Psychology and the Law
Published by: NYU Press
240 pages, 152.00 x 229.00 mm
- ISBN: 9781479824755
- Published: April 2019
Winner, 2021 Lawrence S. Wrightsman Book Award, given by the American Psychology-Law Society
Bridges family law and current psychological research to shape understanding of legal doctrine and policy
Family law encompasses legislation related to domestic relationships—marriages, parenthood, civil unions, guardianship, and more. No other area of law touches so closely to home, or is changing at such a rapid pace—in fact, family law is so dynamic precisely because it is inextricably intertwined with psychological issues such as human behavior, attitudes, and social norms. However, although psychology and family law may seem a natural partnership, both fields have much to learn from each other. Our laws often fail to take into account our empirical knowledge of psychology, falling back instead on faulty assumptions about human behavior.
This book encourages our use of psychological research and methods to inform understandings of family law. It considers issues including child custody, intimate partner violence, marriage and divorce, and child and elder maltreatment. For each topic discussed, Eve Brank presents a case, statute, or legal principle that highlights the psychological issues involved, illuminating how psychological research either supports or opposes the legal principles in question, and placing particular emphasis on the areas that are still in need of further research.

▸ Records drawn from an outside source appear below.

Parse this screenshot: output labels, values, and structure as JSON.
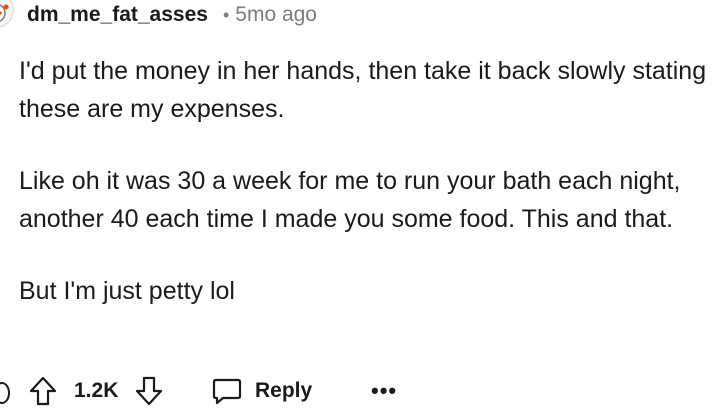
{
  "comment": {
    "username": "dm_me_fat_asses",
    "separator": "•",
    "timestamp": "5mo ago",
    "paragraphs": [
      "I'd put the money in her hands, then take it back slowly stating these are my expenses.",
      "Like oh it was 30 a week for me to run your bath each night, another 40 each time I made you some food. This and that.",
      "But I'm just petty lol"
    ]
  },
  "actions": {
    "score": "1.2K",
    "reply_label": "Reply",
    "more_label": "•••"
  },
  "icons": {
    "avatar": "snoo-avatar-icon",
    "upvote": "upvote-arrow-icon",
    "downvote": "downvote-arrow-icon",
    "reply": "speech-bubble-icon",
    "more": "more-options-icon"
  }
}
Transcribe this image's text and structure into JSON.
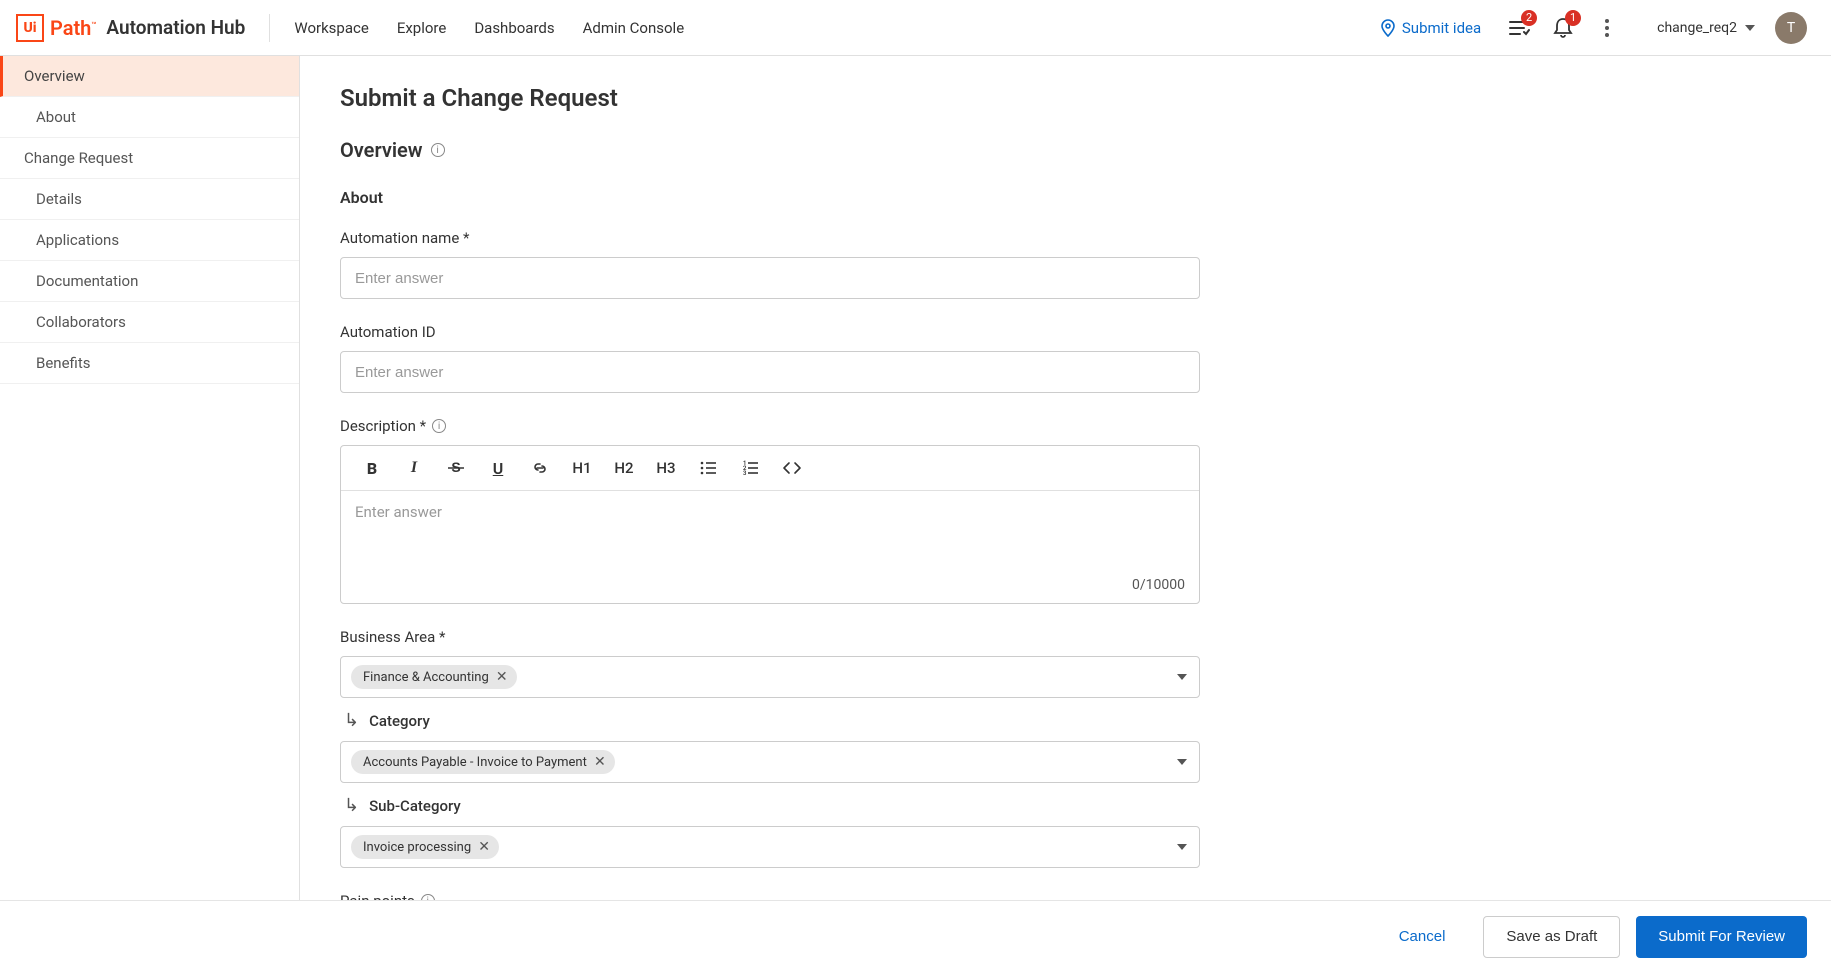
{
  "header": {
    "logo_prefix": "Ui",
    "logo_suffix": "Path",
    "logo_hub": "Automation Hub",
    "nav": [
      "Workspace",
      "Explore",
      "Dashboards",
      "Admin Console"
    ],
    "submit_idea": "Submit idea",
    "tasks_badge": "2",
    "notif_badge": "1",
    "username": "change_req2",
    "avatar_initial": "T"
  },
  "sidebar": {
    "items": [
      {
        "label": "Overview",
        "active": true,
        "indent": false
      },
      {
        "label": "About",
        "active": false,
        "indent": true
      },
      {
        "label": "Change Request",
        "active": false,
        "indent": false
      },
      {
        "label": "Details",
        "active": false,
        "indent": true
      },
      {
        "label": "Applications",
        "active": false,
        "indent": true
      },
      {
        "label": "Documentation",
        "active": false,
        "indent": true
      },
      {
        "label": "Collaborators",
        "active": false,
        "indent": true
      },
      {
        "label": "Benefits",
        "active": false,
        "indent": true
      }
    ]
  },
  "page": {
    "title": "Submit a Change Request",
    "section": "Overview",
    "subsection": "About",
    "fields": {
      "automation_name": {
        "label": "Automation name *",
        "placeholder": "Enter answer",
        "value": ""
      },
      "automation_id": {
        "label": "Automation ID",
        "placeholder": "Enter answer",
        "value": ""
      },
      "description": {
        "label": "Description *",
        "placeholder": "Enter answer",
        "counter": "0/10000"
      },
      "business_area": {
        "label": "Business Area *",
        "chips": [
          "Finance & Accounting"
        ]
      },
      "category": {
        "label": "Category",
        "chips": [
          "Accounts Payable - Invoice to Payment"
        ]
      },
      "sub_category": {
        "label": "Sub-Category",
        "chips": [
          "Invoice processing"
        ]
      },
      "pain_points": {
        "label": "Pain points"
      }
    },
    "rte_toolbar": {
      "bold": "B",
      "italic": "I",
      "strike": "S",
      "underline": "U",
      "link": "link",
      "h1": "H1",
      "h2": "H2",
      "h3": "H3",
      "ul": "ul",
      "ol": "ol",
      "code": "<>"
    }
  },
  "footer": {
    "cancel": "Cancel",
    "save_draft": "Save as Draft",
    "submit": "Submit For Review"
  }
}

The volume identifies areas where psychology practice and research already have been or could be useful in molding legal doctrine and policy, and by providing psychology researchers with new ideas for legally relevant research.

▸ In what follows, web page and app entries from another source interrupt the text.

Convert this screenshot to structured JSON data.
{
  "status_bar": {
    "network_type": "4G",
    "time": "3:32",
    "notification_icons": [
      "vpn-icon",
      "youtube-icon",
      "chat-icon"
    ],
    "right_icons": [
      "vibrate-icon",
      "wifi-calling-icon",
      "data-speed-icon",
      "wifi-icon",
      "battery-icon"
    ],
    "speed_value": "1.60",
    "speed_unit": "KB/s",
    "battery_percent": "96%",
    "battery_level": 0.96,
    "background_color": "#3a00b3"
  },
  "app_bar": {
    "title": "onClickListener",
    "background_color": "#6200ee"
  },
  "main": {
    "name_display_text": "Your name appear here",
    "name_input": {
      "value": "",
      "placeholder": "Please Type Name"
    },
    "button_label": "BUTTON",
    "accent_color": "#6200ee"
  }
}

"An informative read for those who are interested in understanding the often obscure relationship between legal codes and the scientific facts, principles, and logical considerations upon which they rely. Under the category "facts", the author offers a thoughtful and thorough examination of the evidence that has been used to either justify existing codes or to make alterations after enactment." ~Metapsychology